Requirement:
At the line with "Parse this screenshot: output", start repeating the data, and continue line by line through the final line, exactly.

[Items from a dataset]
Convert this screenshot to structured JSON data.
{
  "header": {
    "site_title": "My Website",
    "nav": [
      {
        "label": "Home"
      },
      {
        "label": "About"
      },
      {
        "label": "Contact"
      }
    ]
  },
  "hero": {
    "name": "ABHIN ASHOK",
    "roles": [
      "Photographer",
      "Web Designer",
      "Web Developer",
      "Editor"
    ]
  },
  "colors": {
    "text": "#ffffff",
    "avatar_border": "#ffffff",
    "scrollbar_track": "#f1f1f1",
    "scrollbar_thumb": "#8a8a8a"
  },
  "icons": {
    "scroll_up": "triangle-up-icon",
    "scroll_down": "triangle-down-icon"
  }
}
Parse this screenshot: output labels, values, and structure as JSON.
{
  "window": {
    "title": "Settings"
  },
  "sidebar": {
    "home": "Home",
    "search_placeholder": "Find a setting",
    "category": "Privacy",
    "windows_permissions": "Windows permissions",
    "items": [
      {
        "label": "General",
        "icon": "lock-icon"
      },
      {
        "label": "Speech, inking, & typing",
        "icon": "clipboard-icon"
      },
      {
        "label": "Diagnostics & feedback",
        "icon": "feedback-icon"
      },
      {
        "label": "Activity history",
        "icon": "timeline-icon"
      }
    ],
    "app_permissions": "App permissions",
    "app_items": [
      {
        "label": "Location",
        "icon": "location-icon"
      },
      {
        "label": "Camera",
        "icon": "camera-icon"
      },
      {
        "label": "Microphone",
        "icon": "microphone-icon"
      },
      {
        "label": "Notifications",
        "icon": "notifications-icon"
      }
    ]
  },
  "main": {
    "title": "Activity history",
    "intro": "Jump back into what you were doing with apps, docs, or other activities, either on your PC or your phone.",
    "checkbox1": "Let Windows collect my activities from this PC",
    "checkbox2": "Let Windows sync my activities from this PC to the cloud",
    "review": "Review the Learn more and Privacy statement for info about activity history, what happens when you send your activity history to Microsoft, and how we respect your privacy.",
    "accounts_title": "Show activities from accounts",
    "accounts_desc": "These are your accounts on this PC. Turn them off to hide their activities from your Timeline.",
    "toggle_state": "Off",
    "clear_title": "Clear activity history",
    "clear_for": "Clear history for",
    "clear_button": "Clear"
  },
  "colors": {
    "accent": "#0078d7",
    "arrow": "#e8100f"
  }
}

Exercise solution:
Parse this screenshot: output labels, values, and structure as JSON.
{
  "window": {
    "title": "Settings"
  },
  "sidebar": {
    "home": "Home",
    "search_placeholder": "Find a setting",
    "category": "Privacy",
    "windows_permissions": "Windows permissions",
    "items": [
      {
        "label": "General",
        "icon": "lock-icon"
      },
      {
        "label": "Speech, inking, & typing",
        "icon": "clipboard-icon"
      },
      {
        "label": "Diagnostics & feedback",
        "icon": "feedback-icon"
      },
      {
        "label": "Activity history",
        "icon": "timeline-icon"
      }
    ],
    "app_permissions": "App permissions",
    "app_items": [
      {
        "label": "Location",
        "icon": "location-icon"
      },
      {
        "label": "Camera",
        "icon": "camera-icon"
      },
      {
        "label": "Microphone",
        "icon": "microphone-icon"
      },
      {
        "label": "Notifications",
        "icon": "notifications-icon"
      }
    ]
  },
  "main": {
    "title": "Activity history",
    "intro": "Jump back into what you were doing with apps, docs, or other activities, either on your PC or your phone.",
    "checkbox1": "Let Windows collect my activities from this PC",
    "checkbox2": "Let Windows sync my activities from this PC to the cloud",
    "review": "Review the Learn more and Privacy statement for info about activity history, what happens when you send your activity history to Microsoft, and how we respect your privacy.",
    "accounts_title": "Show activities from accounts",
    "accounts_desc": "These are your accounts on this PC. Turn them off to hide their activities from your Timeline.",
    "toggle_state": "Off",
    "clear_title": "Clear activity history",
    "clear_for": "Clear history for",
    "clear_button": "Clear"
  },
  "colors": {
    "accent": "#0078d7",
    "arrow": "#e8100f"
  }
}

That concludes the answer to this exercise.